##### Source material #####

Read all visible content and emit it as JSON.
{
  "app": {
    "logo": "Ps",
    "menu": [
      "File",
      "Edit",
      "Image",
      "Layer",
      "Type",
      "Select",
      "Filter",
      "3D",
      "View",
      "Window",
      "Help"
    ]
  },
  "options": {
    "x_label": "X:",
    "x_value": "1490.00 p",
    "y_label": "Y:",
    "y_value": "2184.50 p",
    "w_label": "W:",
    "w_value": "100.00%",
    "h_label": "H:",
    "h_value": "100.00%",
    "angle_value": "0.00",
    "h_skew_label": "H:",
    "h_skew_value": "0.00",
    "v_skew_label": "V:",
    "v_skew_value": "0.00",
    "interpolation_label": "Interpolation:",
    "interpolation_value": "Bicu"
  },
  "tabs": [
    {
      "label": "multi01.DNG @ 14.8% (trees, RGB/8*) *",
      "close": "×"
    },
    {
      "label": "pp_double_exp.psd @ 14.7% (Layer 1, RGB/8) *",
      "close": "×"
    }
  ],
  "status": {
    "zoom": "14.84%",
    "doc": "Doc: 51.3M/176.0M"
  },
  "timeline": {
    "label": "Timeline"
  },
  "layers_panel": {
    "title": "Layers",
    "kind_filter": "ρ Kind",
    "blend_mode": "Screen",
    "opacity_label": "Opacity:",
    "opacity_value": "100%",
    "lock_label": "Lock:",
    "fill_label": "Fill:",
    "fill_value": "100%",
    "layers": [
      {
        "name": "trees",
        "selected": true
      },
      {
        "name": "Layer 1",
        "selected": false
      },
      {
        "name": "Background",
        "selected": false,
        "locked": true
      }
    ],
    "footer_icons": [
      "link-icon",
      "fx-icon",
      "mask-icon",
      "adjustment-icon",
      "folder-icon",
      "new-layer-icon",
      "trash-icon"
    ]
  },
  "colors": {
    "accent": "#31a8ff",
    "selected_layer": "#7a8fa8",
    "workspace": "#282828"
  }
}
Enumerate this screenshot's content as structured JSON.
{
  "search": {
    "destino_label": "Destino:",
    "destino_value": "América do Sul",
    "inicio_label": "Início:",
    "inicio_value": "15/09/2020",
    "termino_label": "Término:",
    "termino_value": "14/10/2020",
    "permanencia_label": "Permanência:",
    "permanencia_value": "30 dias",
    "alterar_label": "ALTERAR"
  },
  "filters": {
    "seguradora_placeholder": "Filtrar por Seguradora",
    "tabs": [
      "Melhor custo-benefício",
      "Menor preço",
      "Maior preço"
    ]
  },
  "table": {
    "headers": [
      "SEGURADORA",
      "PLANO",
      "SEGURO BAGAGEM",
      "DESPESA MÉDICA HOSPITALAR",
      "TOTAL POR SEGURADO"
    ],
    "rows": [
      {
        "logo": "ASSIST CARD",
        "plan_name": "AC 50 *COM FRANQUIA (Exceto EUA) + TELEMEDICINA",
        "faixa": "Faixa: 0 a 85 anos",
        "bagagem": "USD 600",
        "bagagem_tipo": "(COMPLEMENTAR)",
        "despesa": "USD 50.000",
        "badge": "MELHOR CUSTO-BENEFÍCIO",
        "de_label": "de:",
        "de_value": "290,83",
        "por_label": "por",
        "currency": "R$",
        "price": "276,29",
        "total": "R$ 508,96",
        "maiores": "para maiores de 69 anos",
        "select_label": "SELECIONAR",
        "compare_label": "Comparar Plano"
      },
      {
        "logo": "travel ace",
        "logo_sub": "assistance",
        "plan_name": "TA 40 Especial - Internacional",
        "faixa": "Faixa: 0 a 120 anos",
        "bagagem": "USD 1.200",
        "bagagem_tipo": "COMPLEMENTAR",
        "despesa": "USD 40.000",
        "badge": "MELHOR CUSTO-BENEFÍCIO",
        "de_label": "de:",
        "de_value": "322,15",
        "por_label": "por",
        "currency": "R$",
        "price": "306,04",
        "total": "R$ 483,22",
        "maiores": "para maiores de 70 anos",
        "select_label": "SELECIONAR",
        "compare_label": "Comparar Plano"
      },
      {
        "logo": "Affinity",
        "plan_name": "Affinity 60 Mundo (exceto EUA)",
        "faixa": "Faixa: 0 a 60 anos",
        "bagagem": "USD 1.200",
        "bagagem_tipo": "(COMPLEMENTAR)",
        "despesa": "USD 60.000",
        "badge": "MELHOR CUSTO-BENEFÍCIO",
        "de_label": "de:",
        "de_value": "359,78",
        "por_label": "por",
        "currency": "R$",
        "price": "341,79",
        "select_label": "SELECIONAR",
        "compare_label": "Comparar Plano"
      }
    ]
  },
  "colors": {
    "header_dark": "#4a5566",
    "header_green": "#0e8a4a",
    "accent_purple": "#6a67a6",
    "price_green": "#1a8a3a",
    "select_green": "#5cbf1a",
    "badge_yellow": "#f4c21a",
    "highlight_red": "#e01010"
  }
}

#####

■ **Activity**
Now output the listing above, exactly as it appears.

■ **Your response**
Read all visible content and emit it as JSON.
{
  "app": {
    "logo": "Ps",
    "menu": [
      "File",
      "Edit",
      "Image",
      "Layer",
      "Type",
      "Select",
      "Filter",
      "3D",
      "View",
      "Window",
      "Help"
    ]
  },
  "options": {
    "x_label": "X:",
    "x_value": "1490.00 p",
    "y_label": "Y:",
    "y_value": "2184.50 p",
    "w_label": "W:",
    "w_value": "100.00%",
    "h_label": "H:",
    "h_value": "100.00%",
    "angle_value": "0.00",
    "h_skew_label": "H:",
    "h_skew_value": "0.00",
    "v_skew_label": "V:",
    "v_skew_value": "0.00",
    "interpolation_label": "Interpolation:",
    "interpolation_value": "Bicu"
  },
  "tabs": [
    {
      "label": "multi01.DNG @ 14.8% (trees, RGB/8*) *",
      "close": "×"
    },
    {
      "label": "pp_double_exp.psd @ 14.7% (Layer 1, RGB/8) *",
      "close": "×"
    }
  ],
  "status": {
    "zoom": "14.84%",
    "doc": "Doc: 51.3M/176.0M"
  },
  "timeline": {
    "label": "Timeline"
  },
  "layers_panel": {
    "title": "Layers",
    "kind_filter": "ρ Kind",
    "blend_mode": "Screen",
    "opacity_label": "Opacity:",
    "opacity_value": "100%",
    "lock_label": "Lock:",
    "fill_label": "Fill:",
    "fill_value": "100%",
    "layers": [
      {
        "name": "trees",
        "selected": true
      },
      {
        "name": "Layer 1",
        "selected": false
      },
      {
        "name": "Background",
        "selected": false,
        "locked": true
      }
    ],
    "footer_icons": [
      "link-icon",
      "fx-icon",
      "mask-icon",
      "adjustment-icon",
      "folder-icon",
      "new-layer-icon",
      "trash-icon"
    ]
  },
  "colors": {
    "accent": "#31a8ff",
    "selected_layer": "#7a8fa8",
    "workspace": "#282828"
  }
}
Enumerate this screenshot's content as structured JSON.
{
  "search": {
    "destino_label": "Destino:",
    "destino_value": "América do Sul",
    "inicio_label": "Início:",
    "inicio_value": "15/09/2020",
    "termino_label": "Término:",
    "termino_value": "14/10/2020",
    "permanencia_label": "Permanência:",
    "permanencia_value": "30 dias",
    "alterar_label": "ALTERAR"
  },
  "filters": {
    "seguradora_placeholder": "Filtrar por Seguradora",
    "tabs": [
      "Melhor custo-benefício",
      "Menor preço",
      "Maior preço"
    ]
  },
  "table": {
    "headers": [
      "SEGURADORA",
      "PLANO",
      "SEGURO BAGAGEM",
      "DESPESA MÉDICA HOSPITALAR",
      "TOTAL POR SEGURADO"
    ],
    "rows": [
      {
        "logo": "ASSIST CARD",
        "plan_name": "AC 50 *COM FRANQUIA (Exceto EUA) + TELEMEDICINA",
        "faixa": "Faixa: 0 a 85 anos",
        "bagagem": "USD 600",
        "bagagem_tipo": "(COMPLEMENTAR)",
        "despesa": "USD 50.000",
        "badge": "MELHOR CUSTO-BENEFÍCIO",
        "de_label": "de:",
        "de_value": "290,83",
        "por_label": "por",
        "currency": "R$",
        "price": "276,29",
        "total": "R$ 508,96",
        "maiores": "para maiores de 69 anos",
        "select_label": "SELECIONAR",
        "compare_label": "Comparar Plano"
      },
      {
        "logo": "travel ace",
        "logo_sub": "assistance",
        "plan_name": "TA 40 Especial - Internacional",
        "faixa": "Faixa: 0 a 120 anos",
        "bagagem": "USD 1.200",
        "bagagem_tipo": "COMPLEMENTAR",
        "despesa": "USD 40.000",
        "badge": "MELHOR CUSTO-BENEFÍCIO",
        "de_label": "de:",
        "de_value": "322,15",
        "por_label": "por",
        "currency": "R$",
        "price": "306,04",
        "total": "R$ 483,22",
        "maiores": "para maiores de 70 anos",
        "select_label": "SELECIONAR",
        "compare_label": "Comparar Plano"
      },
      {
        "logo": "Affinity",
        "plan_name": "Affinity 60 Mundo (exceto EUA)",
        "faixa": "Faixa: 0 a 60 anos",
        "bagagem": "USD 1.200",
        "bagagem_tipo": "(COMPLEMENTAR)",
        "despesa": "USD 60.000",
        "badge": "MELHOR CUSTO-BENEFÍCIO",
        "de_label": "de:",
        "de_value": "359,78",
        "por_label": "por",
        "currency": "R$",
        "price": "341,79",
        "select_label": "SELECIONAR",
        "compare_label": "Comparar Plano"
      }
    ]
  },
  "colors": {
    "header_dark": "#4a5566",
    "header_green": "#0e8a4a",
    "accent_purple": "#6a67a6",
    "price_green": "#1a8a3a",
    "select_green": "#5cbf1a",
    "badge_yellow": "#f4c21a",
    "highlight_red": "#e01010"
  }
}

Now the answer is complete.